Beechcraft XA-38 Grizzly Heavy Attack Aircraft
The T15E1 (M10) 75 mm cannon from the XA-38 as displayed in the United States Air Force Armament Museum. (Tom Fey image)


Still, the Grizzly was quick: while having the bulk of a medium bomber, it could reach 376 mph at 5000 feet, which is ten mph faster than a P-47D at the same altitude. With two 50-caliber machine guns mounted in each of the dorsal and ventral turrets to deal with any fighter aircraft it might not be able to outrun—which were few indeed at the low altitudes, it was meant for—it was also very well protected.

Beechcraft XA-38 Grizzly Heavy Attack Aircraft
View of the XA-38, showing the slim fuselage. The aircraft was on a test flight over Kansas Photo: USAF

Could have been great

Its serviceability also received praise, which was exceedingly unusual for prototypes of a brand-new aircraft, given its high performance and wacky weaponry. The XA-38 was one of those incredibly uncommon military aircraft that fulfilled or exceeded each and every need of their design specification and was as close to flawless on a first try as is ever likely to be the case.
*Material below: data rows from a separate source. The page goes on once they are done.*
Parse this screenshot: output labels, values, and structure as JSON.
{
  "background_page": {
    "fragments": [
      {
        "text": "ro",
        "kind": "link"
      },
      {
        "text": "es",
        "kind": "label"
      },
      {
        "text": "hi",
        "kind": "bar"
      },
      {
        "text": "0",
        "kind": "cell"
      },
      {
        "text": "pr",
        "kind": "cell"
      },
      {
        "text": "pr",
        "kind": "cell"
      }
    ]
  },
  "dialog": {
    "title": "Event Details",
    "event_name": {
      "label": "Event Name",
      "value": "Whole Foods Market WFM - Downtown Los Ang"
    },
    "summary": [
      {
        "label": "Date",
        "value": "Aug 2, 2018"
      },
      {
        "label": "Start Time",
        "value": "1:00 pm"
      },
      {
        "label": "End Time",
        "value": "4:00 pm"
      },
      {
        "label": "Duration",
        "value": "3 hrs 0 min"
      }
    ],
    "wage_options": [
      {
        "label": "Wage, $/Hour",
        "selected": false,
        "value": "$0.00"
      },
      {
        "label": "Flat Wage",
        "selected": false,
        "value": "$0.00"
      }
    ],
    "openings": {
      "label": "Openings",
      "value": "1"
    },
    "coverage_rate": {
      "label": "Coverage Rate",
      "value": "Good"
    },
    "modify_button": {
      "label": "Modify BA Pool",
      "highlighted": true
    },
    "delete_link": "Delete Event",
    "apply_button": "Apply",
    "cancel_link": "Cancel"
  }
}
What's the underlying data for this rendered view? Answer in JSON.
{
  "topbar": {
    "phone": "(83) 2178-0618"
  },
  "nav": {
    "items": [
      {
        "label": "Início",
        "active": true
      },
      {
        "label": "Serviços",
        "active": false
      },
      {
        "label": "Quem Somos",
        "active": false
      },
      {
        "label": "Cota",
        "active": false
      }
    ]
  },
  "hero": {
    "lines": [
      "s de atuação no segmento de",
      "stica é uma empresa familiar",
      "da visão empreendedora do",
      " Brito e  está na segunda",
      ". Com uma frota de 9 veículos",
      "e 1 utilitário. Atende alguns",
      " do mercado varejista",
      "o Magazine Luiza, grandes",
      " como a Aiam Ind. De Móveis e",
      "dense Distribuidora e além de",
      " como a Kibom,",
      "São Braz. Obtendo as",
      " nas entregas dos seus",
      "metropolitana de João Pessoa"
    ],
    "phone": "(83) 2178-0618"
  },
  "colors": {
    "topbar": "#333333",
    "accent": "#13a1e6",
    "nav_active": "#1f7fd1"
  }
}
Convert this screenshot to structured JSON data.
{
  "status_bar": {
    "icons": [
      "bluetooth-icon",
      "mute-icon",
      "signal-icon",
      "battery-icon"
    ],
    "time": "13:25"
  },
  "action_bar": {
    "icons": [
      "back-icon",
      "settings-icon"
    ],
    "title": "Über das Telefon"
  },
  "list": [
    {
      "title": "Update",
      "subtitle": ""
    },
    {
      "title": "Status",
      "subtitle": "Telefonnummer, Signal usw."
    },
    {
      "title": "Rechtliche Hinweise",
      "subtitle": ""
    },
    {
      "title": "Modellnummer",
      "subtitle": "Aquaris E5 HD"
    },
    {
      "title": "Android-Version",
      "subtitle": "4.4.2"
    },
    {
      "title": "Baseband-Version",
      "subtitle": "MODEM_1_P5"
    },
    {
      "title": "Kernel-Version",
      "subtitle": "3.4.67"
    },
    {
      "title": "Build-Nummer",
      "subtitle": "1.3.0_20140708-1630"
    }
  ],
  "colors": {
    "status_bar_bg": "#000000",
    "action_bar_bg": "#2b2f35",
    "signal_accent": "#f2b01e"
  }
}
It seemed reasonable to assume that it would have an exceptional career.

Beechcraft XA-38 Grizzly Heavy Attack Aircraft
Both XA-38 aircraft in flight. The dummy turrets can be see on the first XA-38 to fly (furthest from camera) Photo: USAF


The Grizzly’s impressive performance, unfortunately for Beechcraft, was partly due to its Wright R-3350 “Duplex-Cyclone” engines, which the B-29 Superfortress also utilized. There weren’t enough R-3350s to go around, the B-29 took precedence, and the XA-38 was relegated to history—literally since one of the Grizzly prototypes was meant for preservation at the USAF museum. Even the impressive industrial might of the US had its limits. Unfortunately, it was lost, and it’s still unclear what happened in the end.

Beechcraft XA-38 Grizzly Heavy Attack Aircraft
Photo: USAF